Yet the couple share a similar heritage of growing up without their fathers, both starting at age 2. Trac’s father served as an officer in the South Vietnamese army, fighting alongside U.S. troops. When the communist North Vietnamese prevailed, Trac’s father, Quan, went to a prison camp for nine years. Amy’s father, Quang, also a South Vietnamese army officer, spent eight years incarcerated.
“We didn’t have a good childhood because our dads weren’t present,” recalls Amy, 49. “We faced poverty, discrimination, and with four siblings we tried everything to survive.” The family eked out a living as rice and potato farmers.
Trac and his three siblings faced comparable struggles. During his father’s detention, his mother, Kim Van Nguyen, worked at a cosmetic shop while raising four children.
“My dad was physically bad when he was released,” recalls Trac, 49. “It took a while to recover physically and mentally.” Quan is now 82 and living in Portland.
At 17, Trac and Amy both accepted Jesus — as did their entire families — while still living in Vietnam. Amy lived in Da Nang and Trac in Saigon, now known as Ho Chi Minh City.
“My dad struggled until he met Jesus,” Amy remembers. “Then he became kind and calm.” Quang now is 82 and in good health in Portland.
An Assemblies of God church, Vietnamese Community Church in Portland, sponsored the family’s resettlement in America.
Trac and Amy wed in 2000, took Global University courses, and have been involved in various ministry roles. They are in the process of obtaining AG ministerial credentials and in March plan to launch Vietnamese Outreach Gospel Church in Portland.
“God called us to start a church for young families,” Trac says. Several relatives will be among the attendees and are part of the core team. Trac and Amy recently attended an AG Church Multiplication Network Launch Training event in the Seattle area.
“CMN helped a lot in giving fresh direction,” Trac says. “I love how they lay out the training and all the resources they give to help us out.”
Trac will be bivocational. He is a full-time supervisor of city bus drivers. Amy has been a stay-at-home mom to the couple’s two children, Tracy and Travis, both now in college.
Amy has wrestled with health challenges, including undergoing two kidney transplants. She is doing OK for now, but her countenance indicates nothing is amiss. She is a constant smiler.

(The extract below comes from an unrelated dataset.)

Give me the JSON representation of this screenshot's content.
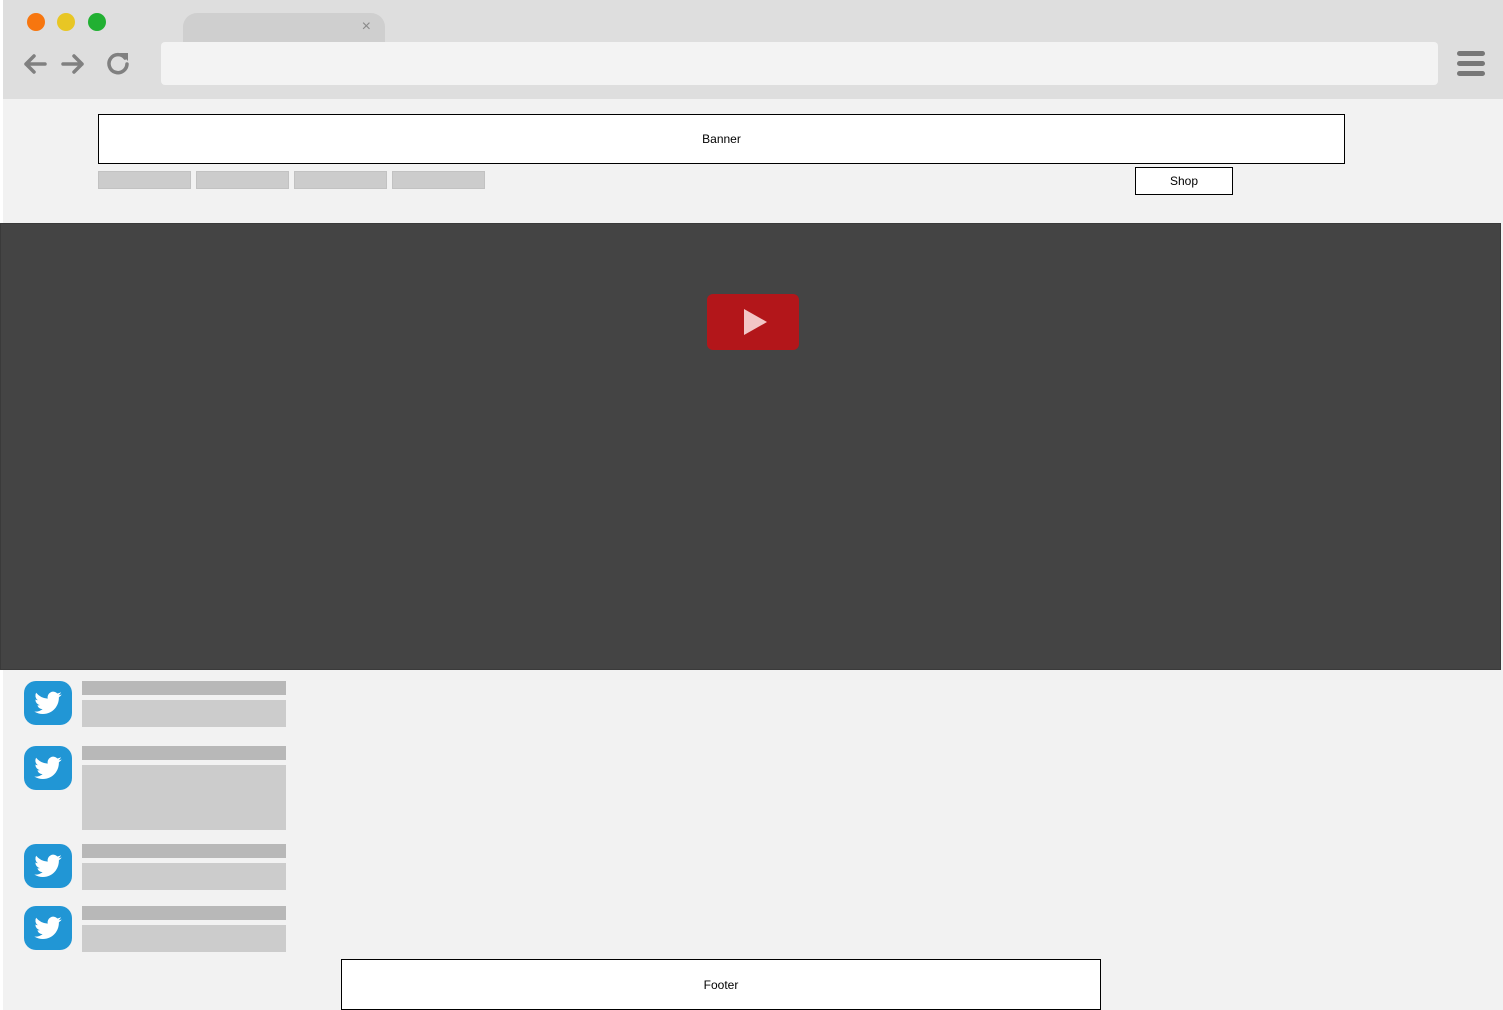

“Amy has an amazing ability to lift people up in a natural way,” says Que N. Nguyen, president of the AG’s Vietnamese Fellowship, which comprises 15 churches. “She has the fit of genuinely seeing the goodness in people, regardless of their age or gender.”
Que can relate to Trac’s and Amy’s heritage as well. Que’s dad, Vy, fought alongside U.S. soldiers against the Viet Cong, went to a hard labor camp, and left a void in her life during childhood.
Yet such experiences build character and provide an ability to minister, according to Que, 48.
“Trac and Amy are very humble, they love God, are hardworking, and they love people,” says Que, who is pastor of Vietnamese Christian Center in Worcester, Massachusetts. “Their positivity is contagious.”